WORK ITEM:
Could you repeat all of the entries word for word, minus any pictures?

Page and application data records
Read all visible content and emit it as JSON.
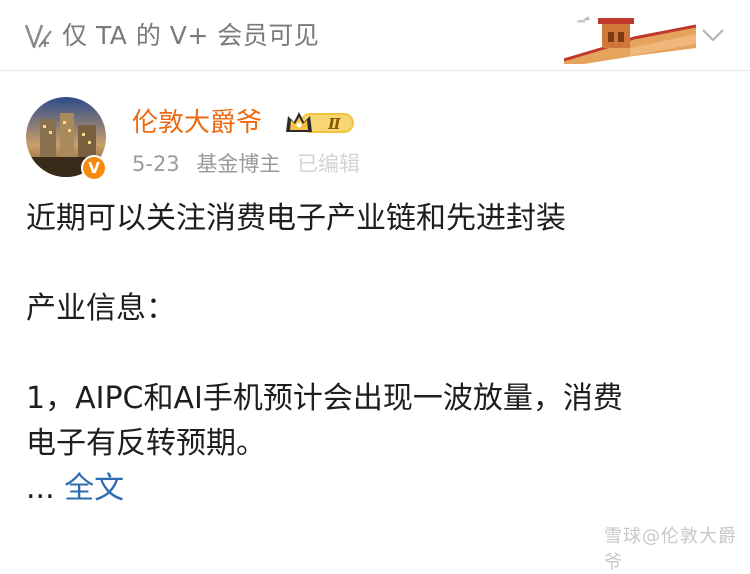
{
  "visibility": {
    "text": "仅 TA 的 V+ 会员可见",
    "icon": "v-plus-lock-icon"
  },
  "author": {
    "name": "伦敦大爵爷",
    "badge_level": "Ⅱ",
    "verified_mark": "V",
    "date": "5-23",
    "role": "基金博主",
    "edited": "已编辑",
    "colors": {
      "name": "#ee6a11",
      "verified": "#f68a0f"
    }
  },
  "post": {
    "line1": "近期可以关注消费电子产业链和先进封装",
    "line2": "产业信息：",
    "line3": "1，AIPC和AI手机预计会出现一波放量，消费",
    "line4": "电子有反转预期。",
    "ellipsis": "...",
    "more_label": "全文"
  },
  "watermark": "雪球@伦敦大爵爷"
}
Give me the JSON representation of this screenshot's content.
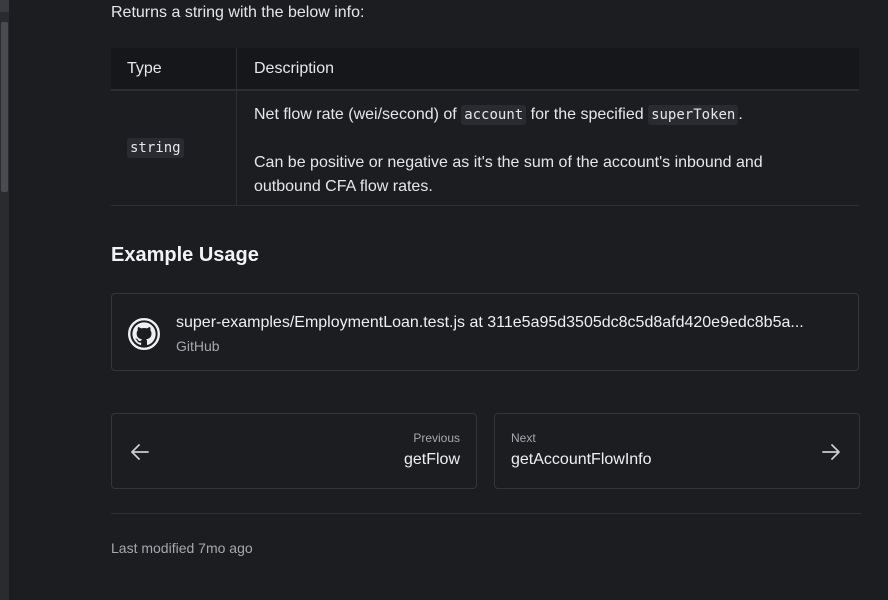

SOLUTION TO THE EXERCISE:
Read all visible content and emit it as JSON.
{
  "visibility": {
    "text": "仅 TA 的 V+ 会员可见",
    "icon": "v-plus-lock-icon"
  },
  "author": {
    "name": "伦敦大爵爷",
    "badge_level": "Ⅱ",
    "verified_mark": "V",
    "date": "5-23",
    "role": "基金博主",
    "edited": "已编辑",
    "colors": {
      "name": "#ee6a11",
      "verified": "#f68a0f"
    }
  },
  "post": {
    "line1": "近期可以关注消费电子产业链和先进封装",
    "line2": "产业信息：",
    "line3": "1，AIPC和AI手机预计会出现一波放量，消费",
    "line4": "电子有反转预期。",
    "ellipsis": "...",
    "more_label": "全文"
  },
  "watermark": "雪球@伦敦大爵爷"
}
Give me the JSON representation of this screenshot's content.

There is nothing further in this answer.